The Spring Election was a great one for conservatives. Even though Democrat Cavalier Johnson predictably won the Milwaukee mayoral race, conservative judge Maria Lazar defeated liberal Governor Evers appointee Lori Kornblum to win a seat on the Second District Court of Appeals while Samantha Kerkman became the first-ever Republican Kenosha County Executive.
Yet the biggest victories were in the smallest races. School board elections typically don’t generate banner headlines or intense public interest, but paradoxically have the greatest impact on local communities. Over the past two years, the most intense battles weren’t in Congress or state capitols but in school libraries and auditoriums, where children’s futures were quite literally being decided.
Would they go back to in-person learning?
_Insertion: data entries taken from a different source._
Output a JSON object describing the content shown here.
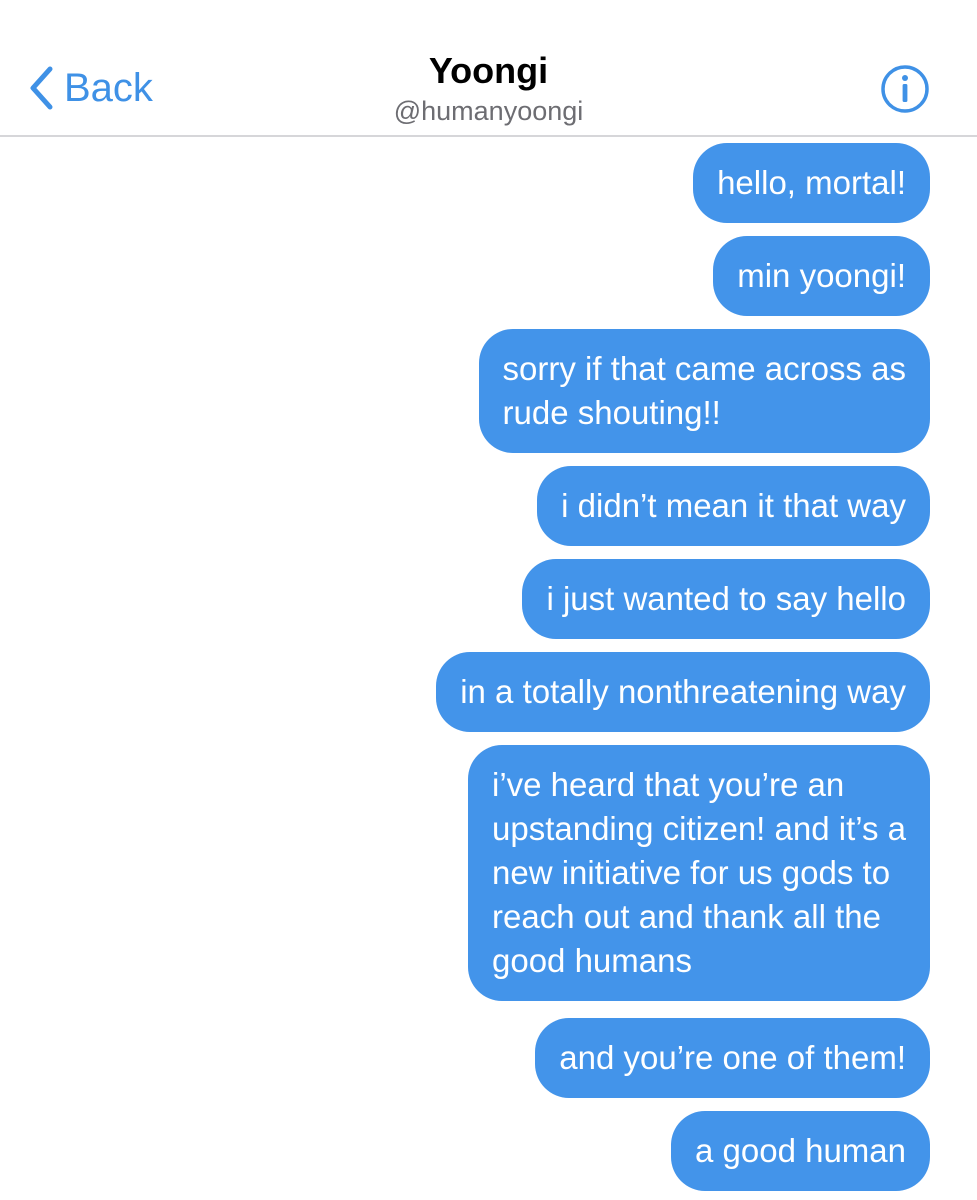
{
  "header": {
    "back_label": "Back",
    "title": "Yoongi",
    "handle": "@humanyoongi",
    "accent_color": "#3f91e6",
    "back_icon": "chevron-left-icon",
    "info_icon": "info-icon"
  },
  "bubble_color": "#4394ea",
  "messages": [
    {
      "text": "hello, mortal!"
    },
    {
      "text": "min yoongi!"
    },
    {
      "text": "sorry if that came across as\nrude shouting!!"
    },
    {
      "text": "i didn’t mean it that way"
    },
    {
      "text": "i just wanted to say hello"
    },
    {
      "text": "in a totally nonthreatening way"
    },
    {
      "text": "i’ve heard that you’re an\nupstanding citizen! and it’s a\nnew initiative for us gods to\nreach out and thank all the\ngood humans"
    },
    {
      "text": "and you’re one of them!"
    },
    {
      "text": "a good human"
    }
  ]
}
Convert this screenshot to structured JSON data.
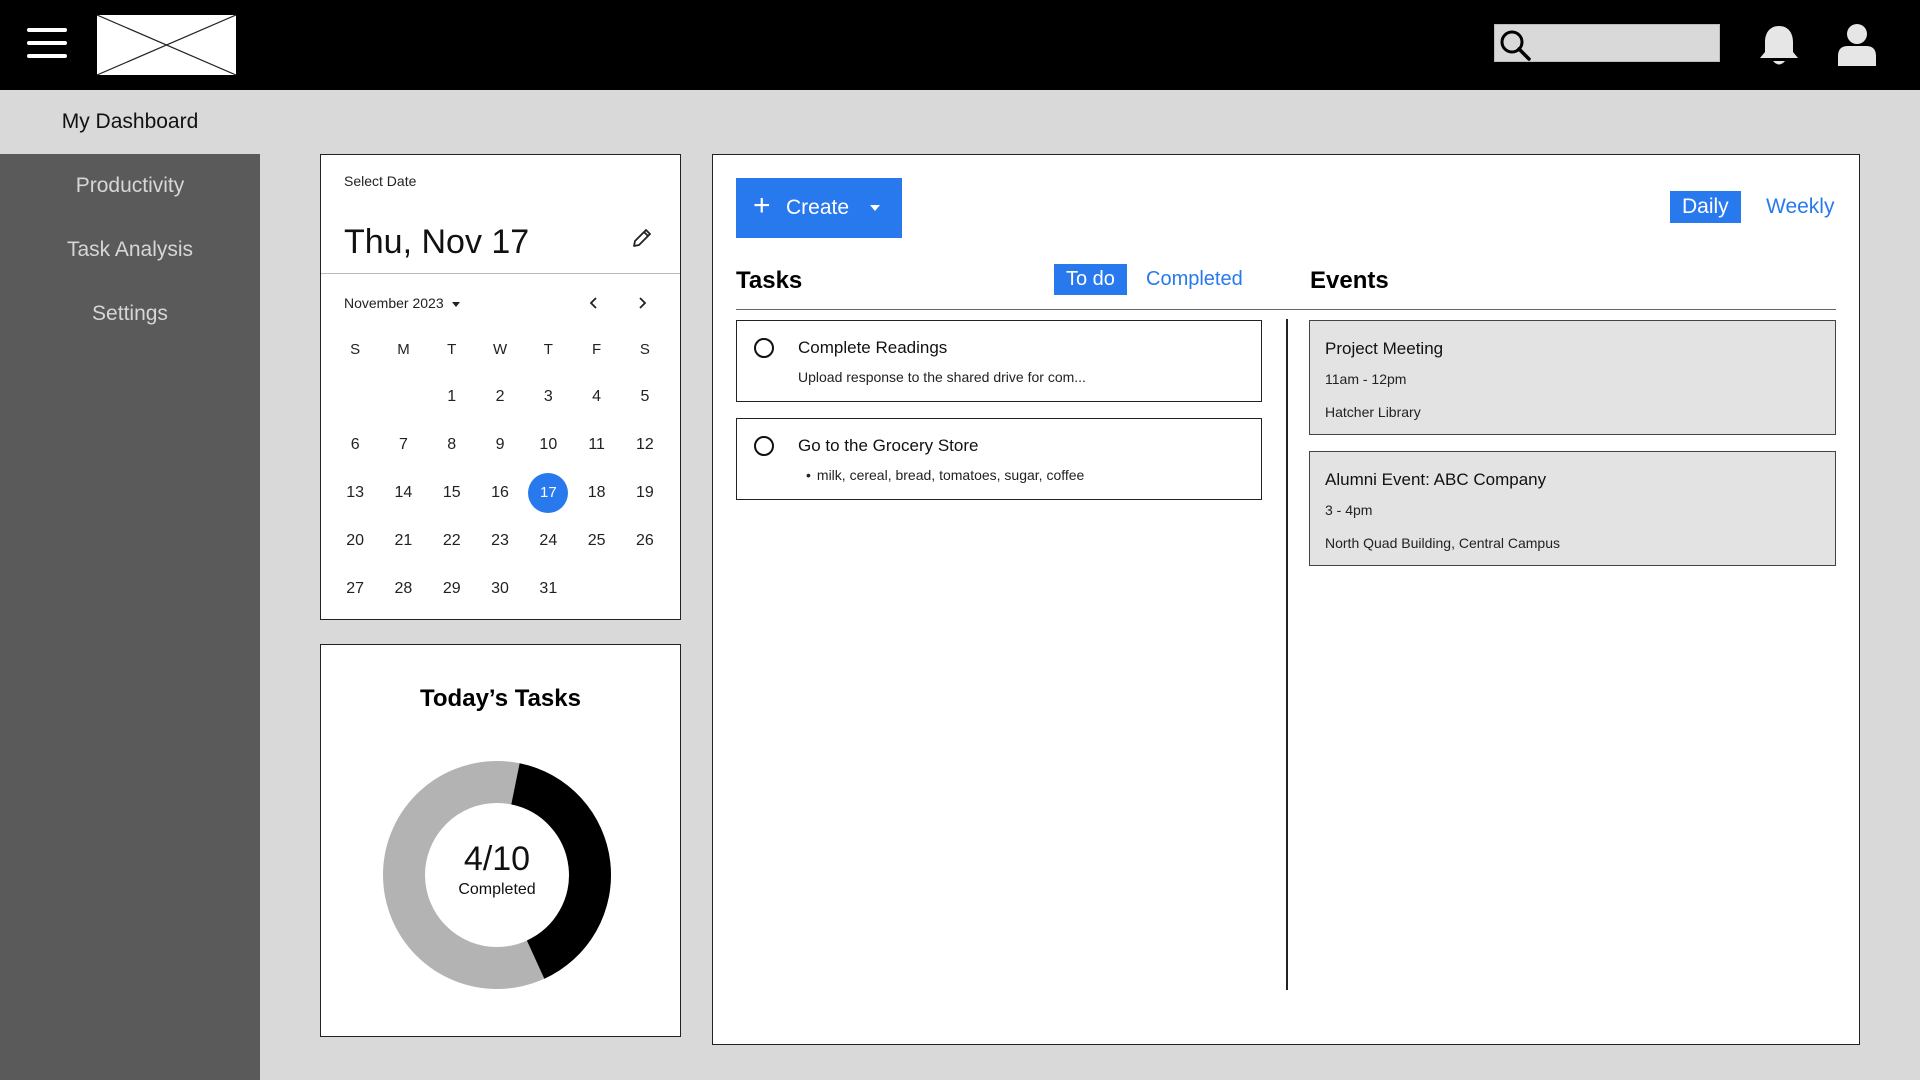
{
  "colors": {
    "accent": "#2979ee",
    "topbar": "#000000",
    "sidebar": "#5a5a5a",
    "background": "#d9d9d9",
    "donut_completed": "#000000",
    "donut_remaining": "#b3b3b3"
  },
  "header": {
    "menu_icon": "hamburger-icon",
    "search_icon": "search-icon",
    "notification_icon": "bell-icon",
    "profile_icon": "user-icon",
    "search_placeholder": ""
  },
  "sidebar": {
    "active": "My Dashboard",
    "items": [
      {
        "label": "Productivity"
      },
      {
        "label": "Task Analysis"
      },
      {
        "label": "Settings"
      }
    ]
  },
  "calendar": {
    "label": "Select Date",
    "selected_display": "Thu, Nov 17",
    "month": "November 2023",
    "weekdays": [
      "S",
      "M",
      "T",
      "W",
      "T",
      "F",
      "S"
    ],
    "weeks": [
      [
        "",
        "",
        "1",
        "2",
        "3",
        "4",
        "5"
      ],
      [
        "6",
        "7",
        "8",
        "9",
        "10",
        "11",
        "12"
      ],
      [
        "13",
        "14",
        "15",
        "16",
        "17",
        "18",
        "19"
      ],
      [
        "20",
        "21",
        "22",
        "23",
        "24",
        "25",
        "26"
      ],
      [
        "27",
        "28",
        "29",
        "30",
        "31",
        "",
        ""
      ]
    ],
    "selected_day": "17"
  },
  "today_tasks": {
    "title": "Today’s Tasks",
    "completed": 4,
    "total": 10,
    "display": "4/10",
    "sub": "Completed"
  },
  "main": {
    "create_label": "Create",
    "view_toggle": {
      "daily": "Daily",
      "weekly": "Weekly",
      "active": "Daily"
    },
    "tasks_title": "Tasks",
    "filter": {
      "todo": "To do",
      "completed": "Completed",
      "active": "To do"
    },
    "events_title": "Events",
    "tasks": [
      {
        "title": "Complete Readings",
        "desc": "Upload response to the shared drive for com..."
      },
      {
        "title": "Go to the Grocery Store",
        "desc": "milk, cereal, bread, tomatoes, sugar, coffee"
      }
    ],
    "events": [
      {
        "title": "Project Meeting",
        "time": "11am - 12pm",
        "location": "Hatcher Library"
      },
      {
        "title": "Alumni Event: ABC Company",
        "time": "3 - 4pm",
        "location": "North Quad Building, Central Campus"
      }
    ]
  }
}
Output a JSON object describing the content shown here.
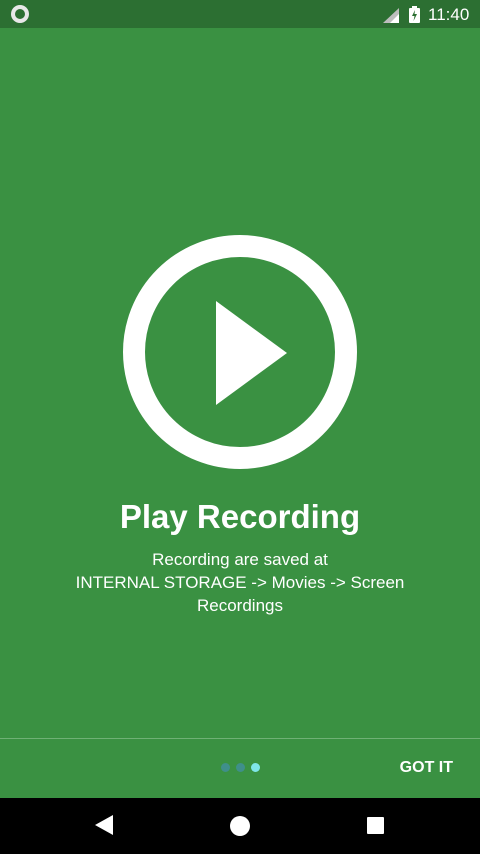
{
  "status_bar": {
    "time": "11:40",
    "icons": [
      "notification-circle-icon",
      "cell-signal-icon",
      "battery-charging-icon"
    ]
  },
  "onboarding": {
    "illustration_icon": "play-circle-icon",
    "title": "Play Recording",
    "description_line1": "Recording are saved at",
    "description_line2": "INTERNAL STORAGE -> Movies -> Screen Recordings",
    "page_indicator": {
      "total": 3,
      "current": 3
    },
    "got_it_label": "GOT IT"
  },
  "nav_bar": {
    "icons": [
      "back-icon",
      "home-icon",
      "recents-icon"
    ]
  },
  "colors": {
    "background": "#3a9142",
    "status_bar": "#2c6f32",
    "dot_inactive": "#3f8f8a",
    "dot_active": "#7fe6e8",
    "text": "#ffffff"
  }
}
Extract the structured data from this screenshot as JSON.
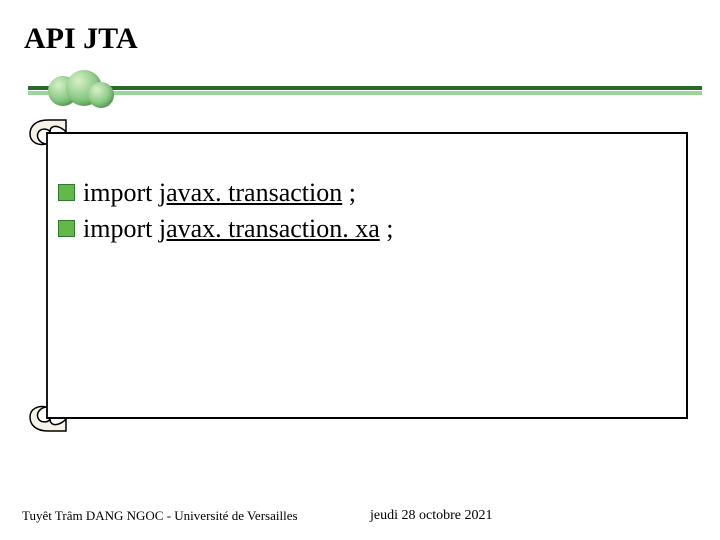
{
  "title": "API JTA",
  "bullets": [
    {
      "plain": "import ",
      "underlined": "javax. transaction",
      "tail": " ;"
    },
    {
      "plain": "import ",
      "underlined": "javax. transaction. xa",
      "tail": " ;"
    }
  ],
  "footer": {
    "left": "Tuyêt Trâm DANG NGOC - Université de Versailles",
    "right": "jeudi 28 octobre 2021"
  },
  "colors": {
    "bullet_fill": "#63b84a",
    "line_dark": "#2a6a2a",
    "line_light": "#9cd49c"
  }
}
Would they have to wear masks? Would they learn America is a racist hellhole? Would they be encouraged to change genders?
Parents wanted a say in these critical decisions, and the more they were shouted down, locked out of meetings, and even called domestic terrorists by the Biden Justice Department, the more they steeled their resolve.
Tuesday night was the end result of two straight years of subjugation, of the Snodgrassian belief that parental rights end at the schoolhouse doors. Conservatives burst through them—first at school board meetings and then at the ballot box—and now can get to work undoing the damage.
And in no county will they be better able to do so than in Waukesha, where conservative candidates won nearly every race there was to be won. It is no coincidence that the Republican Party of Waukesha County’s WisRed initiative was easily the best local candidate voter guide in the state. The party meticulously vetted candidates in every race and created a simple-to-follow chart of its picks.
This was an invaluable service to voters in the county and should be the model for every GOP group in the state. In fact, the Republican Party of Wisconsin needs to invest in the WisRed model and expand it statewide. An all-too-common complaint from voters is that they want to vote for conservatives, but in ostensibly nonpartisan races have a difficult time identifying them on their own.
Now more than ever, with big decisions being made in small school libraries, school board, and village board races cannot be overlooked. These seats are where the policy that impacts people most acutely is formed.
People want to and deserve to have a say in these decisions, and to ensure that they do, more of them need to be informed, engaged, and motivated to win like they were Tuesday night.